JAYSON SUBASKARAN & INAARA RAJABALI

November 10, 2014

            This past year, Victoria Park CI welcomed a new vice-principal to our school, Mr. MacNeil! A proud dog-owner, traveller and politics enthusiast, Mr. MacNeil will make a great addition to our school.

            IR: “Where have you worked in the past, and what were your experiences?”

MM: “I started my career at a First Nations community in Berens River, Manitoba, halfway up Lake Winnipeg. It’s a small community with about a thousand people. It was a K-12 school, [and] I was teaching Grade 9. Because it was such a small school, we interacted with the elementary kids; I had to do their lunch duty and recess duty. It was very interesting because I got know the community quite well and went fishing with community members and teachers. After three years I came back [to Toronto], [teaching] in York region, Woodbridge, and then in Markham. Then I joined the TDSB and taught in Scarborough. I became a vice-principal at Sir Oliver Mowat C.I. before coming here.”

IR: “Why did you choose to work in the field of education?”

MM: “I remember after I finished my undergraduate degree at Laurier, I worked for the summer … in a steel factory. Then I backpacked in Europe for four months. When I was travelling, I ran into many teachers …who talked about what a great career it was and how it keeps them young. It allowed you to have a lot of freedom and creativity in developing your lessons. It sounded like an interesting way to go. I had thought about being a journalist at the time since I was very interested in geopolitics; I always worked on the university newspaper. I came back, saved up money, and then did my education at St. Francis Xavier.”

IR: “What is your role as VP and what changes do you want to implement at the school?”
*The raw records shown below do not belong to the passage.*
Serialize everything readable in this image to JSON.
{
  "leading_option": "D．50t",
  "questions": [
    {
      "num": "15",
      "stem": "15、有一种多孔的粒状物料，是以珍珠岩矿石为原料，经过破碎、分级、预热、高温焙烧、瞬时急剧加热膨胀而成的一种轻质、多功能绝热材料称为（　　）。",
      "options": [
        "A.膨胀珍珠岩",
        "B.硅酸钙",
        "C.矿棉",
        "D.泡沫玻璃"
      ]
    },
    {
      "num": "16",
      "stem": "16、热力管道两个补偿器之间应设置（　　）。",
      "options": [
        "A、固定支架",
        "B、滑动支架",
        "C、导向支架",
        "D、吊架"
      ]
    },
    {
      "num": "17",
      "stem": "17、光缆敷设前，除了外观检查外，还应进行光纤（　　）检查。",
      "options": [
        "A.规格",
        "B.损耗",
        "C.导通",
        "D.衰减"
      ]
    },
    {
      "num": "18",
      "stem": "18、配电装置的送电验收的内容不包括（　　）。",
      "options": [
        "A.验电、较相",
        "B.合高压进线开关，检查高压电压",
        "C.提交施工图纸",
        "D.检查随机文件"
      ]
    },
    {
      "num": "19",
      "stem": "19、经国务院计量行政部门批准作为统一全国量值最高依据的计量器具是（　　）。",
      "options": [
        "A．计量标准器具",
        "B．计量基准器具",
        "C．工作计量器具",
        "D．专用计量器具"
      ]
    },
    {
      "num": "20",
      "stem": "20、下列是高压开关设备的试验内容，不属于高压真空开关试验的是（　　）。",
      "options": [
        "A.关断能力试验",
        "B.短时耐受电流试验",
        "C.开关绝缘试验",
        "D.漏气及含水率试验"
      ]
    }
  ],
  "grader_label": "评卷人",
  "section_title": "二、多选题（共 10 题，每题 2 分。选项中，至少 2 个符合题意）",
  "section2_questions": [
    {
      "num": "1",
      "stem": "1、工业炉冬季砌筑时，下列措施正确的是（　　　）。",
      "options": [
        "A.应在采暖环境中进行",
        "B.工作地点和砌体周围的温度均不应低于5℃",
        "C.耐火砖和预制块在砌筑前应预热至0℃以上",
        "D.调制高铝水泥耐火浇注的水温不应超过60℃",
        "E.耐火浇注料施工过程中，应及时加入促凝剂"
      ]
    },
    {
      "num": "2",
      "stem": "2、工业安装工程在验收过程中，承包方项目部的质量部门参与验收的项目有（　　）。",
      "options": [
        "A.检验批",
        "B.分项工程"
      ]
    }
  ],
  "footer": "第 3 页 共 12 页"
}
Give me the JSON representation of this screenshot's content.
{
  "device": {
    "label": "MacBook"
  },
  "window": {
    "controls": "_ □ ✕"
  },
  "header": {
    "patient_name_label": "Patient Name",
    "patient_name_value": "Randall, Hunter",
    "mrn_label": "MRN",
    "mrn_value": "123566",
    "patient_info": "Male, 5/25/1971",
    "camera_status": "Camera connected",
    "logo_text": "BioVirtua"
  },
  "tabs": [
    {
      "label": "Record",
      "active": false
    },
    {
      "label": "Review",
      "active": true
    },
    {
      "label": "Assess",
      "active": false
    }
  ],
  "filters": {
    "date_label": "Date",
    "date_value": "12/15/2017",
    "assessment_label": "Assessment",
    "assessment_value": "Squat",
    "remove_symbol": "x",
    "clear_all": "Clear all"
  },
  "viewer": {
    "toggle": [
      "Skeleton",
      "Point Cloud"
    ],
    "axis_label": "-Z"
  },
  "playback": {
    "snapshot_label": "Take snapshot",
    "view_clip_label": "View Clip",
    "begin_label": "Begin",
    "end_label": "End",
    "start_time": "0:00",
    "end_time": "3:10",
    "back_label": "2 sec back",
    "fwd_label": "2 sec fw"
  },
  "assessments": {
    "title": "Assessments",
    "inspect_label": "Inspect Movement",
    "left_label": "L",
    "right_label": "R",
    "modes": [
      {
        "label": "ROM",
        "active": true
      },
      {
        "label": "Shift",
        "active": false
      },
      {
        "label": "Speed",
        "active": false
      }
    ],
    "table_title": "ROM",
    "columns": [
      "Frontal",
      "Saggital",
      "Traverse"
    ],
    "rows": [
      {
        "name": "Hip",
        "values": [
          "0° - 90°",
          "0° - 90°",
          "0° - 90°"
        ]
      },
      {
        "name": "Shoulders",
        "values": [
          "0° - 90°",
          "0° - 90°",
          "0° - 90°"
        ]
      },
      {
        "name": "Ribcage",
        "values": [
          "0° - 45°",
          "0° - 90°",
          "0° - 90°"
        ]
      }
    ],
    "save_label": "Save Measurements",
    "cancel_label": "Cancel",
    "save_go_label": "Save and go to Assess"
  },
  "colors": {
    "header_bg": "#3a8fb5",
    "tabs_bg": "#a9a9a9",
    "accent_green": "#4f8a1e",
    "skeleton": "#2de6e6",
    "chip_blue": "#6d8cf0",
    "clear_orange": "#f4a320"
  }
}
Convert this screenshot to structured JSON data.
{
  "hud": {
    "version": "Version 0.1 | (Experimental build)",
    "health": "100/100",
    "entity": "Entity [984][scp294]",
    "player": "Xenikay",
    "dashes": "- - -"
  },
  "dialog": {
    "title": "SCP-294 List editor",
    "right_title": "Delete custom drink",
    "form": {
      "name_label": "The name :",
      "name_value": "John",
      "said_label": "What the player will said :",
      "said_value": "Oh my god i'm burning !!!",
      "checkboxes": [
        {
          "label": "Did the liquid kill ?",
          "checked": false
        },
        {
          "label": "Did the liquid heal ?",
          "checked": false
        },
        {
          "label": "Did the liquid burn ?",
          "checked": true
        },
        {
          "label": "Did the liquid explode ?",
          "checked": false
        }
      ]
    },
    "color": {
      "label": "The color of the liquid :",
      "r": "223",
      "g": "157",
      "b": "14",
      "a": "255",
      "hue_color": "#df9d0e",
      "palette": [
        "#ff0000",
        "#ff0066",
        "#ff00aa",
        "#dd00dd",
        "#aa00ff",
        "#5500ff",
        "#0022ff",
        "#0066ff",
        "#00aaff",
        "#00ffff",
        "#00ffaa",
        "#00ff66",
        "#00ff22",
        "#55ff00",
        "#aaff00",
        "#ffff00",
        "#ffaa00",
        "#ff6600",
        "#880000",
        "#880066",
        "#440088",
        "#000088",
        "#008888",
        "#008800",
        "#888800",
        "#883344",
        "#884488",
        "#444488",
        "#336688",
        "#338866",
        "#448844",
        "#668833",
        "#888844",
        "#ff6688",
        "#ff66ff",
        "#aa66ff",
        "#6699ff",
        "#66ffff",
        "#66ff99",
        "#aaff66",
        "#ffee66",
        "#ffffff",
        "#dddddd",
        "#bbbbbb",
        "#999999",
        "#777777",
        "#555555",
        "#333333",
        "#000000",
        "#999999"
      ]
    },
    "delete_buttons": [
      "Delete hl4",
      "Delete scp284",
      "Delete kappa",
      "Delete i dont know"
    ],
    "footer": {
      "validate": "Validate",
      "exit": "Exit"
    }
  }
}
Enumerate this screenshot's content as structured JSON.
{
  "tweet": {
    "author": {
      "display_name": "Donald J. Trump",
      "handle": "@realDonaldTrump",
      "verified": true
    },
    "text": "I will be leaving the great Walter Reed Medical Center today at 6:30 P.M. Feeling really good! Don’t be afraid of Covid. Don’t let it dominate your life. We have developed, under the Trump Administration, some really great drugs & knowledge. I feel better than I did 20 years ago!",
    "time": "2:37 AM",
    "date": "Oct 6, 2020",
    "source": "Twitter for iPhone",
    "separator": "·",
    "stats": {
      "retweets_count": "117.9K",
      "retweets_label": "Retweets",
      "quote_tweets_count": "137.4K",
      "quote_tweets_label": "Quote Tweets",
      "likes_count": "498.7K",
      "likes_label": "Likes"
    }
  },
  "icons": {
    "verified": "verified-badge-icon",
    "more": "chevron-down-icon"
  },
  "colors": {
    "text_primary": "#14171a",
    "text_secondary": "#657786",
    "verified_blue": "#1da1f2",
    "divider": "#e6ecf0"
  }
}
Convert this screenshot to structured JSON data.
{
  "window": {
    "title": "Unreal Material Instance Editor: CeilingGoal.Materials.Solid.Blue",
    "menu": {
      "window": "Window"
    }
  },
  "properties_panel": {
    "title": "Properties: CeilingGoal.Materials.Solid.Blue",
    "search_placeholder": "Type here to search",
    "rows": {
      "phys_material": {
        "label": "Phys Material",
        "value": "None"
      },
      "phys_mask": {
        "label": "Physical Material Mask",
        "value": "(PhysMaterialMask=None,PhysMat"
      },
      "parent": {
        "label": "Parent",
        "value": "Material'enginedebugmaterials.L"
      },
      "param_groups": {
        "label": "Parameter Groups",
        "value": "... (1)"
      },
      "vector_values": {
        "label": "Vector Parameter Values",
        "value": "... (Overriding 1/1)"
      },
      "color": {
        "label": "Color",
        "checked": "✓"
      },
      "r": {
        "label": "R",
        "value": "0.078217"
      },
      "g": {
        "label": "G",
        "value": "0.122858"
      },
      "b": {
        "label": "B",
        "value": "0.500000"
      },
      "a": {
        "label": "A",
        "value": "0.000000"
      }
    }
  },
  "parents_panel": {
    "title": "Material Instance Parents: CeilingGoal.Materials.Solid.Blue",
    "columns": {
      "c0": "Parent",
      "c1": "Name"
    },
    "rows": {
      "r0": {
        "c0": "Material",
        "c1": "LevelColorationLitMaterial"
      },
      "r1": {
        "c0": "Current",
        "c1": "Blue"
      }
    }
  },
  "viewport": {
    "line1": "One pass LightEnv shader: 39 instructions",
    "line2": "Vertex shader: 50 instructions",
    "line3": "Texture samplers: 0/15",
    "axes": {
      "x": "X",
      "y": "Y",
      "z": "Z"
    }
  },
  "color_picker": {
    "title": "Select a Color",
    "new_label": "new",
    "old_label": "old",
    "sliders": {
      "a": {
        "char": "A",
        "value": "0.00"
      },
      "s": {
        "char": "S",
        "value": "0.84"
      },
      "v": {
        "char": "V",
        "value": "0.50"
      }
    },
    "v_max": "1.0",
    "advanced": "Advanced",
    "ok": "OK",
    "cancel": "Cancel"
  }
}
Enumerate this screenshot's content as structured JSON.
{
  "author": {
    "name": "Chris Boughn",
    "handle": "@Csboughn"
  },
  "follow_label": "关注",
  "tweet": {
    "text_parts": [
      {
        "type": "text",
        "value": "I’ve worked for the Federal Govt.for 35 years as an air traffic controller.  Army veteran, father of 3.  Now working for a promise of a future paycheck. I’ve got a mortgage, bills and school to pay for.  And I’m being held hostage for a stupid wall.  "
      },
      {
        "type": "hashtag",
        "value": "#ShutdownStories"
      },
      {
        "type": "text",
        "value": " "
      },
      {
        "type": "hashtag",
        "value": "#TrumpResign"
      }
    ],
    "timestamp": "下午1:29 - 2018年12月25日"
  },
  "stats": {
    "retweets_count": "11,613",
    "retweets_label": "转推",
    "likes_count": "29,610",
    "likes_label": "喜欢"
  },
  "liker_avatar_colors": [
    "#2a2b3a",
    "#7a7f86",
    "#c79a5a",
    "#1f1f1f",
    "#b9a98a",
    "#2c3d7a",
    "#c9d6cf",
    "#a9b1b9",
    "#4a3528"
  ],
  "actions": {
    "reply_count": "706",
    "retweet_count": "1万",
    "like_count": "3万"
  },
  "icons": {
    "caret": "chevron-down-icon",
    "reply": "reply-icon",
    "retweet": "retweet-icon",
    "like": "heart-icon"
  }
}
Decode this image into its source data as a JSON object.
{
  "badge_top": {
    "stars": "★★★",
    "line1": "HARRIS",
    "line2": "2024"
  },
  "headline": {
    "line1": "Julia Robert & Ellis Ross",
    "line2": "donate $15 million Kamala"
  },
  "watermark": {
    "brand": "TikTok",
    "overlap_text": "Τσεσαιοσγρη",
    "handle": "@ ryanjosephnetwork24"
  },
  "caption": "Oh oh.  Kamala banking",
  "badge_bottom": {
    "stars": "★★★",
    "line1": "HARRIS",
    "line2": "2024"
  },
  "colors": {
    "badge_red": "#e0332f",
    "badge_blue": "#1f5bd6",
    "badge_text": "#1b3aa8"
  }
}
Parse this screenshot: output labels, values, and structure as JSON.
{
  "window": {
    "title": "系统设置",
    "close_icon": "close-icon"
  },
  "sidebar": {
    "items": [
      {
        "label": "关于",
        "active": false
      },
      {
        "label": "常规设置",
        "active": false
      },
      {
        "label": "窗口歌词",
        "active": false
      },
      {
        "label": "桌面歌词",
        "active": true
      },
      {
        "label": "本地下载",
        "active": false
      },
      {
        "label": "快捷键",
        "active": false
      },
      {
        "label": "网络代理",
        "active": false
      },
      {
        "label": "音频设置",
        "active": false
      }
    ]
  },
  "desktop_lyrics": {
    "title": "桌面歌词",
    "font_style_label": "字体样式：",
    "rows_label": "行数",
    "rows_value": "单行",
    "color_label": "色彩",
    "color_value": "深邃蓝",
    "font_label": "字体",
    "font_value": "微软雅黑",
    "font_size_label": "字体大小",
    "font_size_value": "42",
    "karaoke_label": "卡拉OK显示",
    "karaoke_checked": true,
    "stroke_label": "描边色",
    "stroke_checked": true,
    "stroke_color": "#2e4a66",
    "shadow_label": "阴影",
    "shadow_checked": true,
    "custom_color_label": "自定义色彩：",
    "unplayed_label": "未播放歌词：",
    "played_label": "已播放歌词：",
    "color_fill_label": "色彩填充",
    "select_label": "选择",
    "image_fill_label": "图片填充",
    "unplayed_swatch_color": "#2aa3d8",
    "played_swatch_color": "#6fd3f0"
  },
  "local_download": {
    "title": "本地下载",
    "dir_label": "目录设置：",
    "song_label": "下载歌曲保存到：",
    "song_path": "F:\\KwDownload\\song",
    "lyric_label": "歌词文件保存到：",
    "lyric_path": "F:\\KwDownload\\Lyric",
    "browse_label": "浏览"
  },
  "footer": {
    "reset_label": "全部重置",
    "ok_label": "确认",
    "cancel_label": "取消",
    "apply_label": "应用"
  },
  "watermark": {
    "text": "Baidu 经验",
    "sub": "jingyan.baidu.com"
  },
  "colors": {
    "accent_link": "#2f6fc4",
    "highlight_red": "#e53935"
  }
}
MM: “Well, each vice principal has a portfolio, a list of tasks that they are particularly responsible for. They may seem boring on the outside, but they are important to make sure that the school runs efficiently. I deal with, for instance, the I to Q and the alphabet, and all the issues around those students. Special-Ed is a big part of my portfolio, so I am working with the FOS and that portion of the school. I’m enjoying that that hasn’t been a part of my portfolio before, so it’s good to keep the learning curves coming. While students are learning throughout high school, it’s also important that as you become an adult, you intend to be a lifelong learner; you keep learning new things and that’s what I think makes life interesting.”

IR: “What are your thoughts on this school’s student pride/spirit?”

            MM: “Pretty good. I am coming from a school where it was very strong. I see that there is fertile ground here for some great school spirit, but that’s why this year I am working with the SLC and working on seeing if we can make things even better. I think that we are moving in the right direction, but I do think we have some space to keep moving forward. I am looking forward to helping with that.”

IR: “Where do you believe VPCI can improve?”

MM: “I think that it is important that we are inclusive of everybody in this school and I think that we’ve got a lot of high-fliers here; we’ve got our IB program and that’s great. I know that this was an issue that came up in the election last year, and Alex, our SLC President, spoke to it in his speech that we should bring IB students and regular-streaming students together a little more often and value each of them. I think being inclusive is worth our efforts.”

We’d like to officially welcome Mr. MacNeil as our newest vice-principal. As you can see, his vision for VPCI is a united one, a wish shared by many of the students and staff at our school. We wish Mr. MacNeil all the best on his portfolio and are certain he will succeed.